Among Sanders’ arguments against them is that they have “forced” teachers to teach to the test; they keep students from a “holistic educational experience and the joys of learning” by investing too much class time in test preparation; and they have contributed to the perception that America’s public schools are failing.
Like a lot of what the avowed socialist says, this is a bunch of nonsense.
Nothing is forcing teachers to teach to the test. Where that is happening — and admittedly it is happening — is where the schools are so weak that the administrators don’t trust the teachers, if left to their own devices, to spend enough time imparting the basic skills and subject knowledge these tests are designed to confirm. Thus, the schools try to game the system by spending an exorbitant amount of time and resources on test preparation.
The tests aren’t creating that. The schools’ lack of confidence in their teaching prowess is.
It’s the same thing with the joy of learning. Where education has become joyless, it’s not because of tests.
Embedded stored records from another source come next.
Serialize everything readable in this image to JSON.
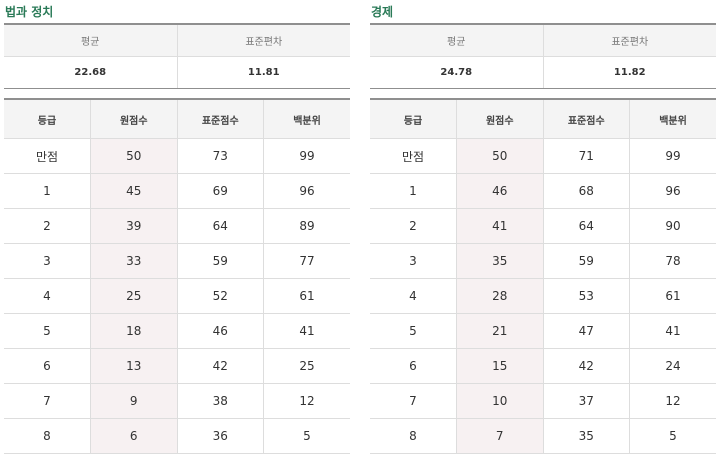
{
  "panels": [
    {
      "title": "법과 정치",
      "stats": {
        "mean_label": "평균",
        "sd_label": "표준편차",
        "mean": "22.68",
        "sd": "11.81"
      },
      "columns": [
        "등급",
        "원점수",
        "표준점수",
        "백분위"
      ],
      "rows": [
        [
          "만점",
          "50",
          "73",
          "99"
        ],
        [
          "1",
          "45",
          "69",
          "96"
        ],
        [
          "2",
          "39",
          "64",
          "89"
        ],
        [
          "3",
          "33",
          "59",
          "77"
        ],
        [
          "4",
          "25",
          "52",
          "61"
        ],
        [
          "5",
          "18",
          "46",
          "41"
        ],
        [
          "6",
          "13",
          "42",
          "25"
        ],
        [
          "7",
          "9",
          "38",
          "12"
        ],
        [
          "8",
          "6",
          "36",
          "5"
        ]
      ]
    },
    {
      "title": "경제",
      "stats": {
        "mean_label": "평균",
        "sd_label": "표준편차",
        "mean": "24.78",
        "sd": "11.82"
      },
      "columns": [
        "등급",
        "원점수",
        "표준점수",
        "백분위"
      ],
      "rows": [
        [
          "만점",
          "50",
          "71",
          "99"
        ],
        [
          "1",
          "46",
          "68",
          "96"
        ],
        [
          "2",
          "41",
          "64",
          "90"
        ],
        [
          "3",
          "35",
          "59",
          "78"
        ],
        [
          "4",
          "28",
          "53",
          "61"
        ],
        [
          "5",
          "21",
          "47",
          "41"
        ],
        [
          "6",
          "15",
          "42",
          "24"
        ],
        [
          "7",
          "10",
          "37",
          "12"
        ],
        [
          "8",
          "7",
          "35",
          "5"
        ]
      ]
    }
  ],
  "colors": {
    "title": "#2a7a57",
    "raw_column_bg": "#f7f1f2",
    "header_bg": "#f4f4f4"
  }
}
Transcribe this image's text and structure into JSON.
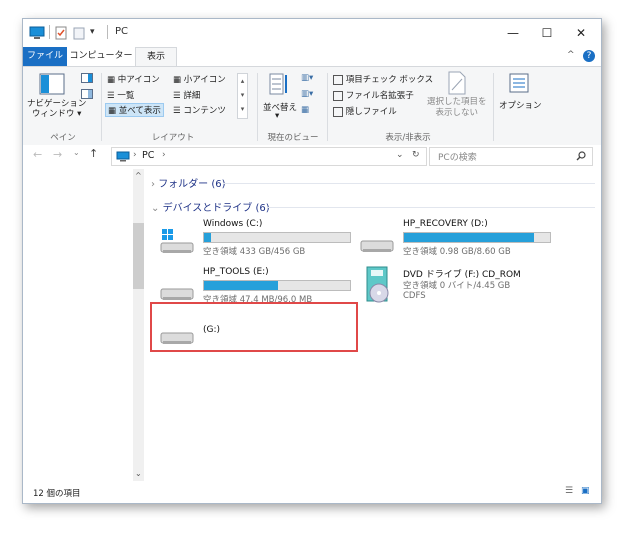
{
  "window": {
    "title": "PC"
  },
  "titlebar": {
    "min": "—",
    "max": "☐",
    "close": "✕"
  },
  "tabs": {
    "file": "ファイル",
    "computer": "コンピューター",
    "view": "表示"
  },
  "ribbon": {
    "nav_pane": "ナビゲーション\nウィンドウ ▾",
    "pane_group": "ペイン",
    "layout": {
      "medium_icons": "中アイコン",
      "small_icons": "小アイコン",
      "list": "一覧",
      "details": "詳細",
      "tiles": "並べて表示",
      "content": "コンテンツ",
      "group": "レイアウト"
    },
    "sort": "並べ替え",
    "current_view_group": "現在のビュー",
    "show": {
      "item_checkboxes": "項目チェック ボックス",
      "file_extensions": "ファイル名拡張子",
      "hidden_items": "隠しファイル",
      "hide_selected": "選択した項目を\n表示しない",
      "group": "表示/非表示"
    },
    "options": "オプション"
  },
  "address": {
    "path": "PC",
    "search_placeholder": "PCの検索"
  },
  "groups": {
    "folders": "フォルダー (6)",
    "devices": "デバイスとドライブ (6)"
  },
  "drives": [
    {
      "name": "Windows (C:)",
      "free": "空き領域 433 GB/456 GB",
      "used_fraction": 0.05
    },
    {
      "name": "HP_RECOVERY (D:)",
      "free": "空き領域 0.98 GB/8.60 GB",
      "used_fraction": 0.89
    },
    {
      "name": "HP_TOOLS (E:)",
      "free": "空き領域 47.4 MB/96.0 MB",
      "used_fraction": 0.51
    },
    {
      "name": "DVD ドライブ (F:) CD_ROM",
      "free": "空き領域 0 バイト/4.45 GB",
      "fs": "CDFS"
    },
    {
      "name": "(G:)"
    }
  ],
  "status": {
    "count": "12 個の項目"
  },
  "colors": {
    "accent": "#1a6fc4",
    "bar_fill": "#26a0da",
    "highlight": "#e04848"
  }
}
It’s because of a shortage of competent, inspiring, driven educators — or of administrators who understand where they should be spending their limited financial resources.
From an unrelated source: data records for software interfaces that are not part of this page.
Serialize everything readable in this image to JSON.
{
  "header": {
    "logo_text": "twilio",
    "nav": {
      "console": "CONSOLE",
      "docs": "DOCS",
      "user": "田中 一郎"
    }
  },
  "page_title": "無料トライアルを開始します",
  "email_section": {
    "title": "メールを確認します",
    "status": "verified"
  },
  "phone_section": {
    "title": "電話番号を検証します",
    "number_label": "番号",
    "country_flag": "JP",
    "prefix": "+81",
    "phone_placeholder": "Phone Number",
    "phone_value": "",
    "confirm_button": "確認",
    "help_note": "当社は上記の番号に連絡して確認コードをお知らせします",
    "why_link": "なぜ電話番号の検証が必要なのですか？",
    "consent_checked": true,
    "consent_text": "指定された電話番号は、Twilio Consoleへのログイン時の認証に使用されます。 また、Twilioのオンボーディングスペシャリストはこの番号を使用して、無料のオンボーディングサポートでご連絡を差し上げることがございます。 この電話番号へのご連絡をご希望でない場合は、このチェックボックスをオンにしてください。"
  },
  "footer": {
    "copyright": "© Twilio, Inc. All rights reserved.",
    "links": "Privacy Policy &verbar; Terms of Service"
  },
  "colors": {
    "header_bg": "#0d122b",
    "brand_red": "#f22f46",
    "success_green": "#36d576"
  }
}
If schools wanted to spend less money on test prep and more on arts and music education, there is nothing to prevent them from doing so — other than their leaders.
As for standardized testing giving U.S. public education an undeservedly bad rap, the truth is that standardized testing has exposed one of our nation’s glaring shortcomings.
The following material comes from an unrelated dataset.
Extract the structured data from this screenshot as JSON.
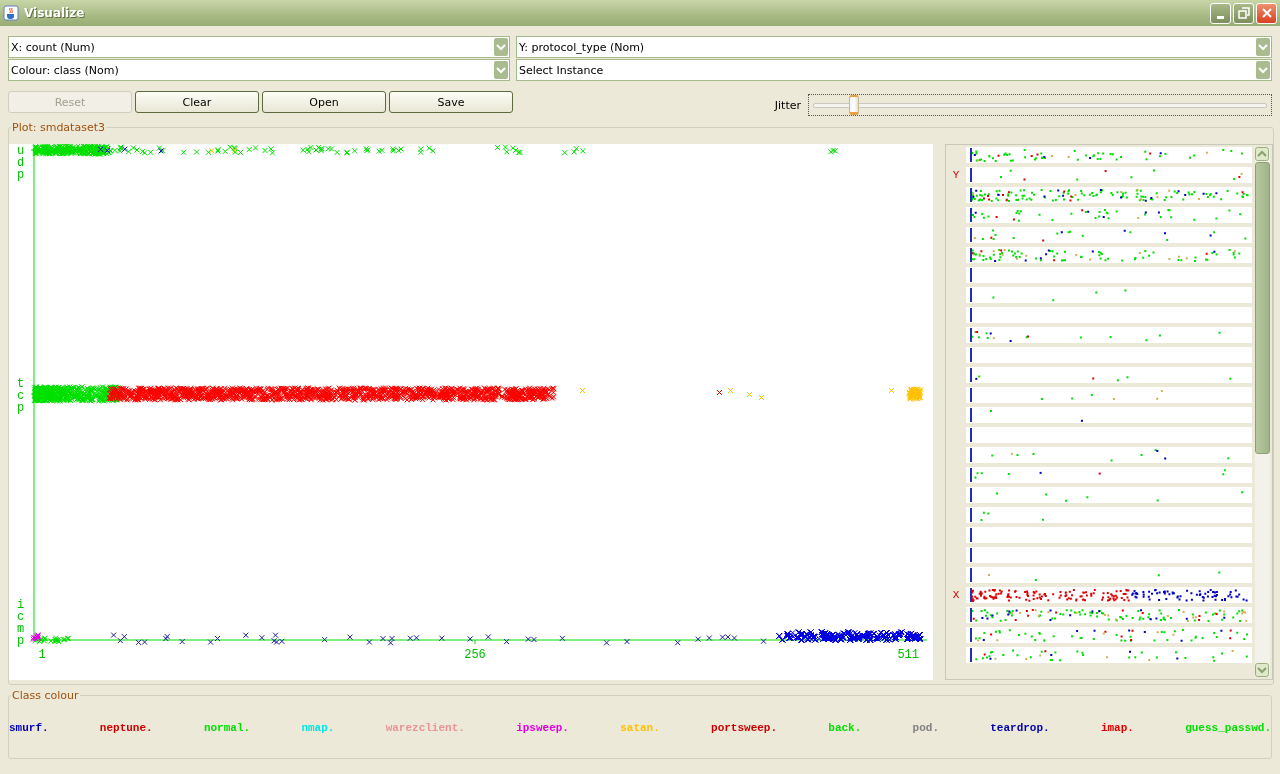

Our education system lags behind most developed nations in terms of how much knowledge it imparts and what it expects from students. For decades, objective comparisons of the academic achievement of U.S. students in elementary and secondary schools have consistently shown our nation lagging.
We’ve been able to get away with it by catching up through superior colleges and universities, but those are increasingly being watered down by the egalitarian but flawed ideology that maintains everyone should go to college and is entitled to a passing grade.
Sanders’ answer to what ails American education is to throw money at it. Pay teachers everywhere a starting salary of $60,000 a year, regardless of the differences in cost of living. Make college tuition-free. Provide all students, regardless of how much their parents earn, with free meals because we don’t want to stigmatize poor children by only giving them the charity.
And all of this, says Sanders, will produce the best public schools and teachers in the world. How would he know that’s true without the objective gauge provided by the standardized tests he wants to abolish? Apparently he’d just tell us it’s so.